What needs to be done >> Repeat the data verbatim, images excluded.

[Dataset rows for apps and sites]
···

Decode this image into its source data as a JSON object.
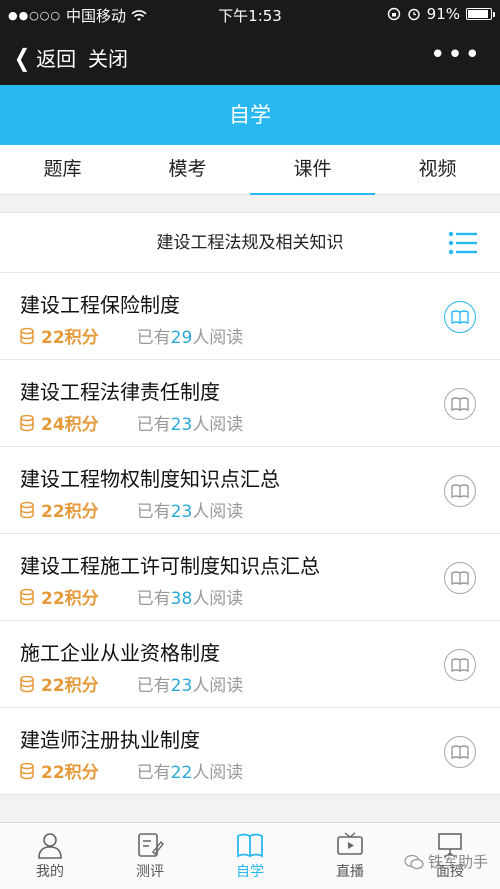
{
  "status": {
    "carrier": "中国移动",
    "time": "下午1:53",
    "battery": "91%",
    "battery_level": 0.91
  },
  "nav": {
    "back_label": "返回",
    "close_label": "关闭",
    "more_label": "•••"
  },
  "page_title": "自学",
  "tabs": [
    {
      "label": "题库"
    },
    {
      "label": "模考"
    },
    {
      "label": "课件",
      "active": true
    },
    {
      "label": "视频"
    }
  ],
  "section": {
    "title": "建设工程法规及相关知识"
  },
  "items": [
    {
      "title": "建设工程保险制度",
      "points": "22积分",
      "read_prefix": "已有",
      "read_count": "29",
      "read_suffix": "人阅读"
    },
    {
      "title": "建设工程法律责任制度",
      "points": "24积分",
      "read_prefix": "已有",
      "read_count": "23",
      "read_suffix": "人阅读"
    },
    {
      "title": "建设工程物权制度知识点汇总",
      "points": "22积分",
      "read_prefix": "已有",
      "read_count": "23",
      "read_suffix": "人阅读"
    },
    {
      "title": "建设工程施工许可制度知识点汇总",
      "points": "22积分",
      "read_prefix": "已有",
      "read_count": "38",
      "read_suffix": "人阅读"
    },
    {
      "title": "施工企业从业资格制度",
      "points": "22积分",
      "read_prefix": "已有",
      "read_count": "23",
      "read_suffix": "人阅读"
    },
    {
      "title": "建造师注册执业制度",
      "points": "22积分",
      "read_prefix": "已有",
      "read_count": "22",
      "read_suffix": "人阅读"
    }
  ],
  "bottom_nav": [
    {
      "label": "我的",
      "icon": "person-icon"
    },
    {
      "label": "测评",
      "icon": "edit-icon"
    },
    {
      "label": "自学",
      "icon": "book-icon",
      "active": true
    },
    {
      "label": "直播",
      "icon": "tv-icon"
    },
    {
      "label": "面授",
      "icon": "presentation-icon"
    }
  ],
  "watermark": "铁军助手",
  "colors": {
    "accent": "#29b8f0",
    "points": "#e59a3a",
    "dark_bar": "#1a1a1a"
  }
}
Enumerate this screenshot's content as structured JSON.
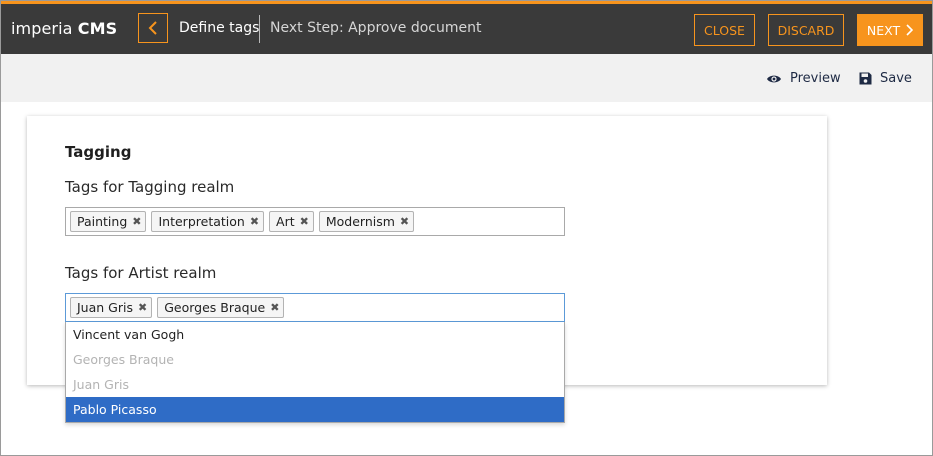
{
  "app": {
    "brand_light": "imperia",
    "brand_strong": "CMS"
  },
  "header": {
    "back_icon": "chevron-left-icon",
    "step_title": "Define tags",
    "next_step": "Next Step: Approve document",
    "close_label": "CLOSE",
    "discard_label": "DISCARD",
    "next_label": "NEXT"
  },
  "toolbar": {
    "preview_label": "Preview",
    "preview_icon": "eye-icon",
    "save_label": "Save",
    "save_icon": "floppy-disk-icon"
  },
  "form": {
    "section_title": "Tagging",
    "fields": [
      {
        "label": "Tags for Tagging realm",
        "tags": [
          "Painting",
          "Interpretation",
          "Art",
          "Modernism"
        ]
      },
      {
        "label": "Tags for Artist realm",
        "tags": [
          "Juan Gris",
          "Georges Braque"
        ]
      }
    ]
  },
  "dropdown": {
    "options": [
      {
        "label": "Vincent van Gogh",
        "state": "normal"
      },
      {
        "label": "Georges Braque",
        "state": "disabled"
      },
      {
        "label": "Juan Gris",
        "state": "disabled"
      },
      {
        "label": "Pablo Picasso",
        "state": "highlighted"
      }
    ]
  },
  "colors": {
    "accent": "#f7941d",
    "topbar_bg": "#3a3a3a",
    "subbar_bg": "#f1f1f1",
    "highlight": "#2f6cc6"
  }
}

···

Output of the task >>
Decode this image into its source data as a JSON object.
{
  "status": {
    "carrier": "中国移动",
    "time": "下午1:53",
    "battery": "91%",
    "battery_level": 0.91
  },
  "nav": {
    "back_label": "返回",
    "close_label": "关闭",
    "more_label": "•••"
  },
  "page_title": "自学",
  "tabs": [
    {
      "label": "题库"
    },
    {
      "label": "模考"
    },
    {
      "label": "课件",
      "active": true
    },
    {
      "label": "视频"
    }
  ],
  "section": {
    "title": "建设工程法规及相关知识"
  },
  "items": [
    {
      "title": "建设工程保险制度",
      "points": "22积分",
      "read_prefix": "已有",
      "read_count": "29",
      "read_suffix": "人阅读"
    },
    {
      "title": "建设工程法律责任制度",
      "points": "24积分",
      "read_prefix": "已有",
      "read_count": "23",
      "read_suffix": "人阅读"
    },
    {
      "title": "建设工程物权制度知识点汇总",
      "points": "22积分",
      "read_prefix": "已有",
      "read_count": "23",
      "read_suffix": "人阅读"
    },
    {
      "title": "建设工程施工许可制度知识点汇总",
      "points": "22积分",
      "read_prefix": "已有",
      "read_count": "38",
      "read_suffix": "人阅读"
    },
    {
      "title": "施工企业从业资格制度",
      "points": "22积分",
      "read_prefix": "已有",
      "read_count": "23",
      "read_suffix": "人阅读"
    },
    {
      "title": "建造师注册执业制度",
      "points": "22积分",
      "read_prefix": "已有",
      "read_count": "22",
      "read_suffix": "人阅读"
    }
  ],
  "bottom_nav": [
    {
      "label": "我的",
      "icon": "person-icon"
    },
    {
      "label": "测评",
      "icon": "edit-icon"
    },
    {
      "label": "自学",
      "icon": "book-icon",
      "active": true
    },
    {
      "label": "直播",
      "icon": "tv-icon"
    },
    {
      "label": "面授",
      "icon": "presentation-icon"
    }
  ],
  "watermark": "铁军助手",
  "colors": {
    "accent": "#29b8f0",
    "points": "#e59a3a",
    "dark_bar": "#1a1a1a"
  }
}
Enumerate this screenshot's content as structured JSON.
{
  "app": {
    "brand_light": "imperia",
    "brand_strong": "CMS"
  },
  "header": {
    "back_icon": "chevron-left-icon",
    "step_title": "Define tags",
    "next_step": "Next Step: Approve document",
    "close_label": "CLOSE",
    "discard_label": "DISCARD",
    "next_label": "NEXT"
  },
  "toolbar": {
    "preview_label": "Preview",
    "preview_icon": "eye-icon",
    "save_label": "Save",
    "save_icon": "floppy-disk-icon"
  },
  "form": {
    "section_title": "Tagging",
    "fields": [
      {
        "label": "Tags for Tagging realm",
        "tags": [
          "Painting",
          "Interpretation",
          "Art",
          "Modernism"
        ]
      },
      {
        "label": "Tags for Artist realm",
        "tags": [
          "Juan Gris",
          "Georges Braque"
        ]
      }
    ]
  },
  "dropdown": {
    "options": [
      {
        "label": "Vincent van Gogh",
        "state": "normal"
      },
      {
        "label": "Georges Braque",
        "state": "disabled"
      },
      {
        "label": "Juan Gris",
        "state": "disabled"
      },
      {
        "label": "Pablo Picasso",
        "state": "highlighted"
      }
    ]
  },
  "colors": {
    "accent": "#f7941d",
    "topbar_bg": "#3a3a3a",
    "subbar_bg": "#f1f1f1",
    "highlight": "#2f6cc6"
  }
}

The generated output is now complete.